[Peper/Grove-Smith/Feist 2009] Peper, Søren; Grove-Smith, Jessica; Feist, Wolfgang: Sanierung mit Passivhauskomponenten. Messtechnische Untersuchung und Auswertung, Tevesstraße Frankfurt a.M. (Refurbishment using Passive House components. Metrological study and evaluation, Tevesstrasse Frankfurt); Passive House Institute, Darmstadt, February 2009. This report can be obtained free of charge from the Passive House Institute.
[Peper/Kah/Feist 2005] Peper, Søren; Kah, Oliver; Feist, Wolfgang: Zur Dauerhaftigkeit von Luftdichtheitskonzepten bei Passivhäusern, Feldmessungen (On the durability of airtightness concepts in Passive Houses, field measurements), Research Report within the framework of IEA SHC TASK 28 / ECBCS ANNEX 38. Passive House Institute, Darmstadt, June, 2005.
[PHPP] Passive House Planning Package. Passive House Institute, 1998 - 2015

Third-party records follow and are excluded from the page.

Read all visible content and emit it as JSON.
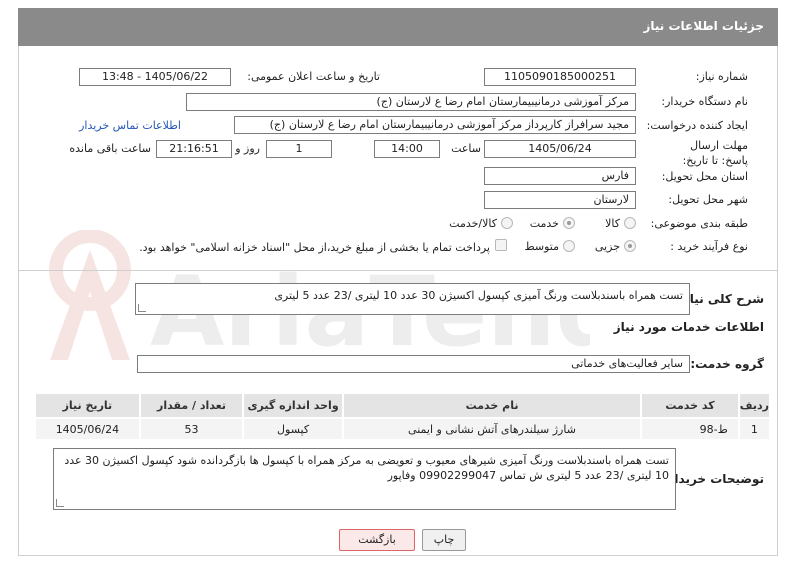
{
  "header": {
    "title": "جزئیات اطلاعات نیاز"
  },
  "form": {
    "need_number_label": "شماره نیاز:",
    "need_number_value": "1105090185000251",
    "announce_label": "تاریخ و ساعت اعلان عمومی:",
    "announce_value": "1405/06/22 - 13:48",
    "buyer_org_label": "نام دستگاه خریدار:",
    "buyer_org_value": "مرکز آموزشی درمانیبیمارستان امام رضا  ع  لارستان (ج)",
    "creator_label": "ایجاد کننده درخواست:",
    "creator_value": "مجید سرافراز کارپرداز  مرکز آموزشی درمانیبیمارستان امام رضا  ع  لارستان (ج)",
    "buyer_contact_link": "اطلاعات تماس خریدار",
    "deadline_label": "مهلت ارسال پاسخ: تا تاریخ:",
    "deadline_date": "1405/06/24",
    "time_label": "ساعت",
    "deadline_time": "14:00",
    "days_value": "1",
    "days_label": "روز و",
    "remaining_value": "21:16:51",
    "remaining_label": "ساعت باقی مانده",
    "province_label": "استان محل تحویل:",
    "province_value": "فارس",
    "city_label": "شهر محل تحویل:",
    "city_value": "لارستان",
    "category_label": "طبقه بندی موضوعی:",
    "category_options": [
      "کالا",
      "خدمت",
      "کالا/خدمت"
    ],
    "process_label": "نوع فرآیند خرید :",
    "process_options": [
      "جزیی",
      "متوسط"
    ],
    "payment_note": "پرداخت تمام یا بخشی از مبلغ خرید،از محل \"اسناد خزانه اسلامی\" خواهد بود."
  },
  "summary": {
    "label": "شرح کلی نیاز:",
    "value": "تست همراه باسندبلاست ورنگ آمیزی کپسول اکسیژن 30 عدد 10 لیتری /23 عدد 5 لیتری"
  },
  "services": {
    "section_title": "اطلاعات خدمات مورد نیاز",
    "group_label": "گروه خدمت:",
    "group_value": "سایر فعالیت‌های خدماتی",
    "columns": [
      "ردیف",
      "کد خدمت",
      "نام خدمت",
      "واحد اندازه گیری",
      "تعداد / مقدار",
      "تاریخ نیاز"
    ],
    "rows": [
      [
        "1",
        "ط-98",
        "شارژ سیلندرهای آتش نشانی و ایمنی",
        "کپسول",
        "53",
        "1405/06/24"
      ]
    ]
  },
  "buyer_notes": {
    "label": "توضیحات خریدار:",
    "value": "تست همراه باسندبلاست ورنگ آمیزی شیرهای معیوب و تعویضی به مرکز همراه با کپسول ها بازگردانده شود  کپسول اکسیژن 30 عدد 10 لیتری /23 عدد 5 لیتری  ش تماس 09902299047 وفاپور"
  },
  "buttons": {
    "print": "چاپ",
    "back": "بازگشت"
  },
  "colors": {
    "header": "#8a8a8a",
    "link": "#2457b6",
    "back_border": "#dd6666"
  }
}
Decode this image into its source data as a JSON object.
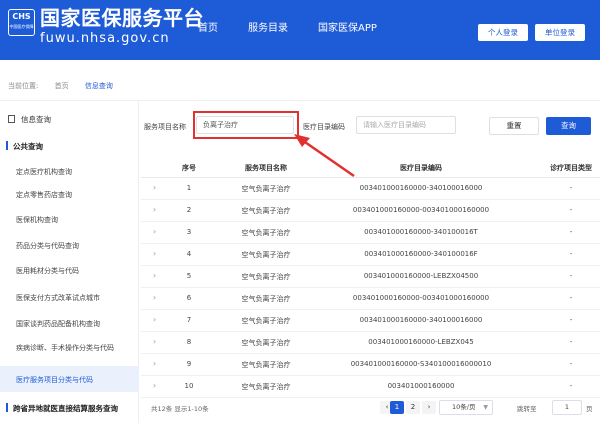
{
  "header": {
    "logo_line1": "CHS",
    "logo_line2": "中国医疗保障",
    "title": "国家医保服务平台",
    "url": "fuwu.nhsa.gov.cn",
    "nav": [
      "首页",
      "服务目录",
      "国家医保APP"
    ],
    "login_personal": "个人登录",
    "login_unit": "单位登录"
  },
  "breadcrumb": {
    "label": "当前位置:",
    "items": [
      "首页",
      "信息查询"
    ]
  },
  "sidebar": {
    "header": "信息查询",
    "section1": "公共查询",
    "items": [
      "定点医疗机构查询",
      "定点零售药店查询",
      "医保机构查询",
      "药品分类与代码查询",
      "医用耗材分类与代码",
      "医保支付方式改革试点城市",
      "国家谈判药品配备机构查询",
      "疾病诊断、手术操作分类与代码",
      "医疗服务项目分类与代码"
    ],
    "active_index": 8,
    "section2": "跨省异地就医直接结算服务查询"
  },
  "filters": {
    "service_label": "服务项目名称",
    "service_value": "负离子治疗",
    "code_label": "医疗目录编码",
    "code_placeholder": "请输入医疗目录编码",
    "reset_label": "重置",
    "query_label": "查询"
  },
  "table": {
    "headers": [
      "序号",
      "服务项目名称",
      "医疗目录编码",
      "诊疗项目类型"
    ],
    "rows": [
      {
        "index": "1",
        "name": "空气负离子治疗",
        "code": "003401000160000-340100016000",
        "type": "-"
      },
      {
        "index": "2",
        "name": "空气负离子治疗",
        "code": "003401000160000-003401000160000",
        "type": "-"
      },
      {
        "index": "3",
        "name": "空气负离子治疗",
        "code": "003401000160000-340100016T",
        "type": "-"
      },
      {
        "index": "4",
        "name": "空气负离子治疗",
        "code": "003401000160000-340100016F",
        "type": "-"
      },
      {
        "index": "5",
        "name": "空气负离子治疗",
        "code": "003401000160000-LEBZX04500",
        "type": "-"
      },
      {
        "index": "6",
        "name": "空气负离子治疗",
        "code": "003401000160000-003401000160000",
        "type": "-"
      },
      {
        "index": "7",
        "name": "空气负离子治疗",
        "code": "003401000160000-340100016000",
        "type": "-"
      },
      {
        "index": "8",
        "name": "空气负离子治疗",
        "code": "003401000160000-LEBZX045",
        "type": "-"
      },
      {
        "index": "9",
        "name": "空气负离子治疗",
        "code": "003401000160000-S340100016000010",
        "type": "-"
      },
      {
        "index": "10",
        "name": "空气负离子治疗",
        "code": "003401000160000",
        "type": "-"
      }
    ]
  },
  "pagination": {
    "total_text": "共12条 显示1-10条",
    "pages": [
      "1",
      "2"
    ],
    "current": "1",
    "prev": "‹",
    "next": "›",
    "page_size": "10条/页",
    "goto_label": "跳转至",
    "goto_value": "1",
    "page_unit": "页"
  }
}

[Reiß/Erhorn 2003] Reiß, Johann und Erhorn, Hans: Messtechnische Validierung des Energiekonzeptes einer großtechnisch umgesetzten Passivhausentwicklung in Stuttgart-Feuerbach, IBP-Bericht WB 117/2003, Fraunhofer-Institut für Bauphysik, Stuttgart 2003.
[Schnieders/Feist 2001] Schnieders, Jürgen; Feist, Wolfgang; Pfluger, Rainer; Kah, Oliver: CEPHEUS - wissenschaftliche Begeleitung und Auswertung, Endbericht, Projektinformation Nr. 22, 1. Auflage, Passivhaus Institut, 2001
[Schulze Darup 2002] Schulze Darup, Burkhard (Hrsg.): Passivhaus-Projketbericht Energie & Raumluftqualität. Messtechnische Evaluierung und Verifizierung der energetischen Ein-sparpotentiale und Raumluftqualitäten an Passivhäusern in Nürnberg (Passive House Project Report: Energy and indoor air quality. Metrological evaluation and verification of energy saving potentials and indoor air quality in Passive Houses in Nuremberg). AnBus e.V. Nuremberg 2002
[techem 2014] Techem Energy Services: Energiekennwerte 2014. Hilfen für den Wohnungswert. Eschborn, 2014
[Treberspurg 2010] Treberspurg, Martin; Smutny, Roman; Grünner, Roman: Energy monitoring in existing Passive House housing estates in Austria, proceedings of the 14th Passive House Conference, pp. 35-42, 1. edition, passive house institute, Darmstadt 2010
[Wagner 2008] Wagner, Waldemar: Große Wohnanlagen in Passivhausqualität (Large Passive House residential complexes). In: Magazine EE, Arbeitsgemeinschaft Erneuerbare Energien, Nr. 2, 2008 Gleisdorf